Reduce the dimension of some images using the "UMAP" method:

Visualize the two-dimensional representation of images:

Options  (2)

"MinDistance"  (1)

Load a sample from the "MNIST" dataset:

Reduce the dimension of images using "UMAP":

Find features by performing a linear reduction before running the UMAP method using the "MinDistance" suboption:

Visualize the obtained features and compare the results:

"NeighborsNumber"  (1)

Load the Fisher Iris dataset from ExampleData:

Generate a reducer function using the "UMAP" method:

Group the examples by their species:

Reduce the dimension of the features:

Visualize the reduced dataset:

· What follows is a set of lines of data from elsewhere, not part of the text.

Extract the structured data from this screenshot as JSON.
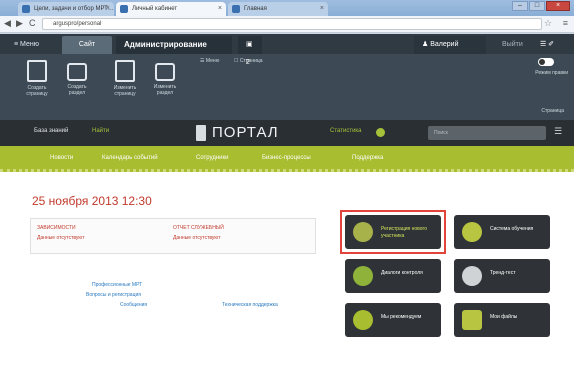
{
  "browser": {
    "tabs": [
      {
        "label": "Цели, задачи и отбор МРТ…",
        "close": "×"
      },
      {
        "label": "Личный кабинет",
        "close": "×"
      },
      {
        "label": "Главная",
        "close": "×"
      }
    ],
    "window_controls": {
      "minimize": "–",
      "maximize": "□",
      "close": "×"
    },
    "back": "◀",
    "forward": "▶",
    "reload": "C",
    "url": "arguspro/personal"
  },
  "ribbon": {
    "menu_label": "≡ Меню",
    "tab_active": "Сайт",
    "tab_admin": "Администрирование",
    "tab_counter": "▣ 2",
    "user": "♟ Валерий",
    "exit": "Выйти",
    "tools": "☰ ✐",
    "buttons": [
      {
        "label": "Создать страницу"
      },
      {
        "label": "Создать раздел"
      },
      {
        "label": "Изменить страницу"
      },
      {
        "label": "Изменить раздел"
      }
    ],
    "small_menu": "☰ Меню",
    "small_page": "☐ Страница",
    "toggle_label": "Режим правки",
    "section_label": "Страница"
  },
  "portal": {
    "base": "База знаний",
    "link": "Найти",
    "logo": "ПОРТАЛ",
    "status": "Статистика",
    "search_placeholder": "Поиск",
    "search_icon": "☰"
  },
  "nav": [
    "Новости",
    "Календарь событий",
    "Сотрудники",
    "Бизнес-процессы",
    "Поддержка"
  ],
  "main": {
    "date": "25 ноября 2013   12:30",
    "col1_title": "ЗАВИСИМОСТИ",
    "col1_value": "Данные отсутствуют",
    "col2_title": "ОТЧЕТ СЛУЖЕБНЫЙ",
    "col2_value": "Данные отсутствуют",
    "links": [
      "Профессионные МРТ",
      "Вопросы и регистрация",
      "Сообщения",
      "Техническая поддержка"
    ],
    "tiles": [
      {
        "label": "Регистрация нового участника",
        "icon": "shield-icon",
        "highlight": true
      },
      {
        "label": "Система обучения",
        "icon": "ribbon-icon",
        "highlight": false
      },
      {
        "label": "Диалоги контроля",
        "icon": "no-entry-icon",
        "highlight": false
      },
      {
        "label": "Тренд-тест",
        "icon": "phone-icon",
        "highlight": false
      },
      {
        "label": "Мы рекомендуем",
        "icon": "pin-icon",
        "highlight": false
      },
      {
        "label": "Мои файлы",
        "icon": "drive-icon",
        "highlight": false
      }
    ]
  },
  "colors": {
    "accent_green": "#a8bd2f",
    "date_red": "#c0392b",
    "highlight_border": "#e2433a",
    "tile_bg": "#2f3337"
  }
}
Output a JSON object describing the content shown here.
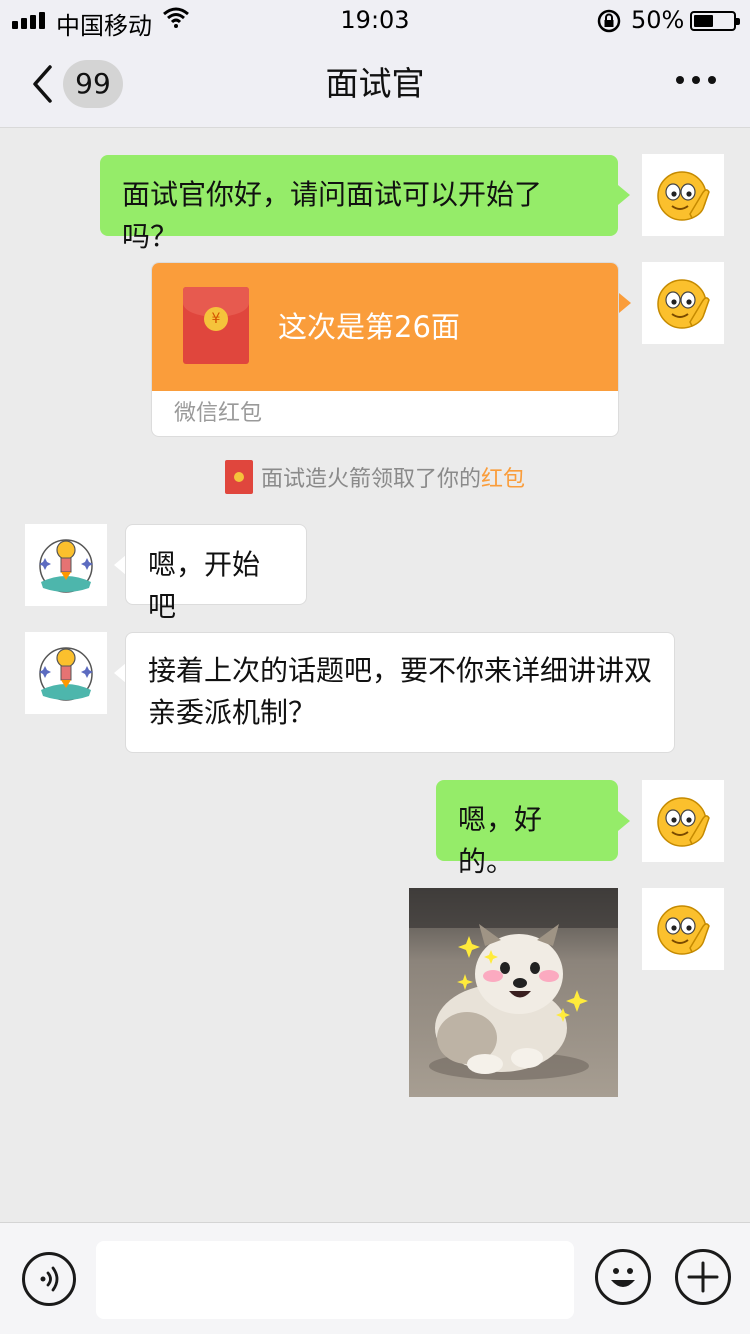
{
  "status_bar": {
    "carrier": "中国移动",
    "time": "19:03",
    "battery_percent": "50%",
    "icons": [
      "signal-icon",
      "wifi-icon",
      "rotation-lock-icon",
      "battery-icon"
    ]
  },
  "nav": {
    "unread_count": "99",
    "title": "面试官",
    "icons": [
      "back-chevron-icon",
      "more-dots-icon"
    ]
  },
  "messages": [
    {
      "side": "right",
      "type": "text",
      "bubble_color": "#95ec69",
      "avatar": "smiling-emoji-avatar",
      "text": "面试官你好，请问面试可以开始了吗？"
    },
    {
      "side": "right",
      "type": "red-packet",
      "avatar": "smiling-emoji-avatar",
      "title": "这次是第26面",
      "footer": "微信红包"
    },
    {
      "side": "left",
      "type": "text",
      "avatar": "rocket-lightbulb-avatar",
      "text": "嗯，开始吧"
    },
    {
      "side": "left",
      "type": "text",
      "avatar": "rocket-lightbulb-avatar",
      "lines": [
        "接着上次的话题吧，要不你来详细讲讲双",
        "亲委派机制？"
      ]
    },
    {
      "side": "right",
      "type": "text",
      "bubble_color": "#95ec69",
      "avatar": "smiling-emoji-avatar",
      "text": "嗯，好的。"
    },
    {
      "side": "right",
      "type": "image",
      "avatar": "smiling-emoji-avatar",
      "image": "fluffy-puppy-running-sticker"
    }
  ],
  "system_note": {
    "text": "面试造火箭领取了你的",
    "highlight": "红包",
    "highlight_color": "#fa9d3b"
  },
  "input_bar": {
    "value": "",
    "icons": [
      "voice-icon",
      "emoji-icon",
      "plus-icon"
    ]
  },
  "colors": {
    "chat_background": "#ebebeb",
    "sent_bubble": "#95ec69",
    "red_packet": "#fa9d3b"
  }
}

Perform the same operation using a different number of nearest neighbors to construct the high-dimensional graph:

Applications  (1)

Data Visulization  (1)

Reduce the dimension of some images using the "UMAP" method:

Visualize the two-dimensional representation of images: